[DATA Boundary: Start]

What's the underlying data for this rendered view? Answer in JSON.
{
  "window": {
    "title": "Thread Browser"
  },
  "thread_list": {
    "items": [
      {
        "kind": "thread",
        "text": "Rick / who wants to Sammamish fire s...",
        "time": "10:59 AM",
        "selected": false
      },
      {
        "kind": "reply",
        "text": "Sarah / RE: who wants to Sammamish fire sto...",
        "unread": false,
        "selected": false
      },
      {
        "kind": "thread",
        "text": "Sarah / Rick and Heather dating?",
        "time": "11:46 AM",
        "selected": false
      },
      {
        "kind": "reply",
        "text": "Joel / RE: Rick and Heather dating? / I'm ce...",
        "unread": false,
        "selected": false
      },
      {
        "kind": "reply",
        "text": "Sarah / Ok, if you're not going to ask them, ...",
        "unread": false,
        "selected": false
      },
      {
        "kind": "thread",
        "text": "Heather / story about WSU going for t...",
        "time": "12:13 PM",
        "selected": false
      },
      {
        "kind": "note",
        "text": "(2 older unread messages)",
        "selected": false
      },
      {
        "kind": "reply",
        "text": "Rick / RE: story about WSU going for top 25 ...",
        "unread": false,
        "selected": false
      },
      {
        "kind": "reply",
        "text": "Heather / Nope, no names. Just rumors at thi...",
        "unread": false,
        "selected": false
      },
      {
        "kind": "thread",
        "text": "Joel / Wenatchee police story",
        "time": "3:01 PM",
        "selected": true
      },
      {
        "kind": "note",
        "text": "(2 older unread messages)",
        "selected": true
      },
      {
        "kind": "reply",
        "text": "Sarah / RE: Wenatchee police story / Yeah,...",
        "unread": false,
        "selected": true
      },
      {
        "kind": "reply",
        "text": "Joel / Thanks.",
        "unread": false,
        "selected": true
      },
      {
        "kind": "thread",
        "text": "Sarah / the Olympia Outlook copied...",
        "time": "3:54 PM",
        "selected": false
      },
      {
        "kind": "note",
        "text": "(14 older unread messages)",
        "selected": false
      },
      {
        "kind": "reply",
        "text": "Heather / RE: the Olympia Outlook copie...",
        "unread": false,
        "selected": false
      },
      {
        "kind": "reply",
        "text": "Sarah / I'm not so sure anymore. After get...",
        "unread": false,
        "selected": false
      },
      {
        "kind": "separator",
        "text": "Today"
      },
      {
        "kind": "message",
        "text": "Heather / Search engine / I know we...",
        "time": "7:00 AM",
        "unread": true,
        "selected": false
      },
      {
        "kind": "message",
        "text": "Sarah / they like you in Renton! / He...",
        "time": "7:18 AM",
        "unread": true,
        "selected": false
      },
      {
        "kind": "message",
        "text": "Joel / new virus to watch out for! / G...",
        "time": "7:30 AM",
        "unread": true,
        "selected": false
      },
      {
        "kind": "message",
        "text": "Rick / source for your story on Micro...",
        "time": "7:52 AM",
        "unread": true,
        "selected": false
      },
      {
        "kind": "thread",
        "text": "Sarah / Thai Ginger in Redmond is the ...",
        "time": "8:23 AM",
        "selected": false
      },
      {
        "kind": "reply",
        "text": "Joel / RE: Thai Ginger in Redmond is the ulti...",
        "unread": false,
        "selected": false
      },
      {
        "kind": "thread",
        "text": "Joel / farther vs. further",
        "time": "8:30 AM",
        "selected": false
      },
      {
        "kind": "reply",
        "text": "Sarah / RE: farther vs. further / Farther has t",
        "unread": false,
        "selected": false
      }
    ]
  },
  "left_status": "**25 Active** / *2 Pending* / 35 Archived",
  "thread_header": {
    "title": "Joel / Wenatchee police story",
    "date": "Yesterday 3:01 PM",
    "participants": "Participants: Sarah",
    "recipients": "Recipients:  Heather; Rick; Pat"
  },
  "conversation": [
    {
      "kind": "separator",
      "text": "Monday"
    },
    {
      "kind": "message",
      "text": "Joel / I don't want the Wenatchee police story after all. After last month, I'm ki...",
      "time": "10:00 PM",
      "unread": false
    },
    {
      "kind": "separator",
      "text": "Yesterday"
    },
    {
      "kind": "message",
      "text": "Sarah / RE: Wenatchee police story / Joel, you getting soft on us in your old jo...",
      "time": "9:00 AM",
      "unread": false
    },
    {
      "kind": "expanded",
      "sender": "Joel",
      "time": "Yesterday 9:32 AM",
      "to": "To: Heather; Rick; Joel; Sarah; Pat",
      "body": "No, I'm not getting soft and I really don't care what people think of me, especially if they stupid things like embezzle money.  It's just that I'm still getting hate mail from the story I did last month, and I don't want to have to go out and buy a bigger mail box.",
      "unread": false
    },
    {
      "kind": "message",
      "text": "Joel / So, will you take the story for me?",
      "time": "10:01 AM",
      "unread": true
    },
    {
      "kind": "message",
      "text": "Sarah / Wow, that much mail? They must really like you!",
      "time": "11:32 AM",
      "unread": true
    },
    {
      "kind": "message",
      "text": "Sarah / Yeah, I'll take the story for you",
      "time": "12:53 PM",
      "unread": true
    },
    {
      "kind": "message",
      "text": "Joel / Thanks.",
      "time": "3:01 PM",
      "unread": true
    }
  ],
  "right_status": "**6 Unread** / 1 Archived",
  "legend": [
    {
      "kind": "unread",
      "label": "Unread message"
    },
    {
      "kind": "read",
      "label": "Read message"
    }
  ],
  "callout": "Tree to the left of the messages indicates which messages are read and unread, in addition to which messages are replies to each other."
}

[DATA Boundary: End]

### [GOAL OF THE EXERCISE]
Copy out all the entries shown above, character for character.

### [EXERCISE ANSWER]
What's the underlying data for this rendered view? Answer in JSON.
{
  "window": {
    "title": "Thread Browser"
  },
  "thread_list": {
    "items": [
      {
        "kind": "thread",
        "text": "Rick / who wants to Sammamish fire s...",
        "time": "10:59 AM",
        "selected": false
      },
      {
        "kind": "reply",
        "text": "Sarah / RE: who wants to Sammamish fire sto...",
        "unread": false,
        "selected": false
      },
      {
        "kind": "thread",
        "text": "Sarah / Rick and Heather dating?",
        "time": "11:46 AM",
        "selected": false
      },
      {
        "kind": "reply",
        "text": "Joel / RE: Rick and Heather dating? / I'm ce...",
        "unread": false,
        "selected": false
      },
      {
        "kind": "reply",
        "text": "Sarah / Ok, if you're not going to ask them, ...",
        "unread": false,
        "selected": false
      },
      {
        "kind": "thread",
        "text": "Heather / story about WSU going for t...",
        "time": "12:13 PM",
        "selected": false
      },
      {
        "kind": "note",
        "text": "(2 older unread messages)",
        "selected": false
      },
      {
        "kind": "reply",
        "text": "Rick / RE: story about WSU going for top 25 ...",
        "unread": false,
        "selected": false
      },
      {
        "kind": "reply",
        "text": "Heather / Nope, no names. Just rumors at thi...",
        "unread": false,
        "selected": false
      },
      {
        "kind": "thread",
        "text": "Joel / Wenatchee police story",
        "time": "3:01 PM",
        "selected": true
      },
      {
        "kind": "note",
        "text": "(2 older unread messages)",
        "selected": true
      },
      {
        "kind": "reply",
        "text": "Sarah / RE: Wenatchee police story / Yeah,...",
        "unread": false,
        "selected": true
      },
      {
        "kind": "reply",
        "text": "Joel / Thanks.",
        "unread": false,
        "selected": true
      },
      {
        "kind": "thread",
        "text": "Sarah / the Olympia Outlook copied...",
        "time": "3:54 PM",
        "selected": false
      },
      {
        "kind": "note",
        "text": "(14 older unread messages)",
        "selected": false
      },
      {
        "kind": "reply",
        "text": "Heather / RE: the Olympia Outlook copie...",
        "unread": false,
        "selected": false
      },
      {
        "kind": "reply",
        "text": "Sarah / I'm not so sure anymore. After get...",
        "unread": false,
        "selected": false
      },
      {
        "kind": "separator",
        "text": "Today"
      },
      {
        "kind": "message",
        "text": "Heather / Search engine / I know we...",
        "time": "7:00 AM",
        "unread": true,
        "selected": false
      },
      {
        "kind": "message",
        "text": "Sarah / they like you in Renton! / He...",
        "time": "7:18 AM",
        "unread": true,
        "selected": false
      },
      {
        "kind": "message",
        "text": "Joel / new virus to watch out for! / G...",
        "time": "7:30 AM",
        "unread": true,
        "selected": false
      },
      {
        "kind": "message",
        "text": "Rick / source for your story on Micro...",
        "time": "7:52 AM",
        "unread": true,
        "selected": false
      },
      {
        "kind": "thread",
        "text": "Sarah / Thai Ginger in Redmond is the ...",
        "time": "8:23 AM",
        "selected": false
      },
      {
        "kind": "reply",
        "text": "Joel / RE: Thai Ginger in Redmond is the ulti...",
        "unread": false,
        "selected": false
      },
      {
        "kind": "thread",
        "text": "Joel / farther vs. further",
        "time": "8:30 AM",
        "selected": false
      },
      {
        "kind": "reply",
        "text": "Sarah / RE: farther vs. further / Farther has t",
        "unread": false,
        "selected": false
      }
    ]
  },
  "left_status": "**25 Active** / *2 Pending* / 35 Archived",
  "thread_header": {
    "title": "Joel / Wenatchee police story",
    "date": "Yesterday 3:01 PM",
    "participants": "Participants: Sarah",
    "recipients": "Recipients:  Heather; Rick; Pat"
  },
  "conversation": [
    {
      "kind": "separator",
      "text": "Monday"
    },
    {
      "kind": "message",
      "text": "Joel / I don't want the Wenatchee police story after all. After last month, I'm ki...",
      "time": "10:00 PM",
      "unread": false
    },
    {
      "kind": "separator",
      "text": "Yesterday"
    },
    {
      "kind": "message",
      "text": "Sarah / RE: Wenatchee police story / Joel, you getting soft on us in your old jo...",
      "time": "9:00 AM",
      "unread": false
    },
    {
      "kind": "expanded",
      "sender": "Joel",
      "time": "Yesterday 9:32 AM",
      "to": "To: Heather; Rick; Joel; Sarah; Pat",
      "body": "No, I'm not getting soft and I really don't care what people think of me, especially if they stupid things like embezzle money.  It's just that I'm still getting hate mail from the story I did last month, and I don't want to have to go out and buy a bigger mail box.",
      "unread": false
    },
    {
      "kind": "message",
      "text": "Joel / So, will you take the story for me?",
      "time": "10:01 AM",
      "unread": true
    },
    {
      "kind": "message",
      "text": "Sarah / Wow, that much mail? They must really like you!",
      "time": "11:32 AM",
      "unread": true
    },
    {
      "kind": "message",
      "text": "Sarah / Yeah, I'll take the story for you",
      "time": "12:53 PM",
      "unread": true
    },
    {
      "kind": "message",
      "text": "Joel / Thanks.",
      "time": "3:01 PM",
      "unread": true
    }
  ],
  "right_status": "**6 Unread** / 1 Archived",
  "legend": [
    {
      "kind": "unread",
      "label": "Unread message"
    },
    {
      "kind": "read",
      "label": "Read message"
    }
  ],
  "callout": "Tree to the left of the messages indicates which messages are read and unread, in addition to which messages are replies to each other."
}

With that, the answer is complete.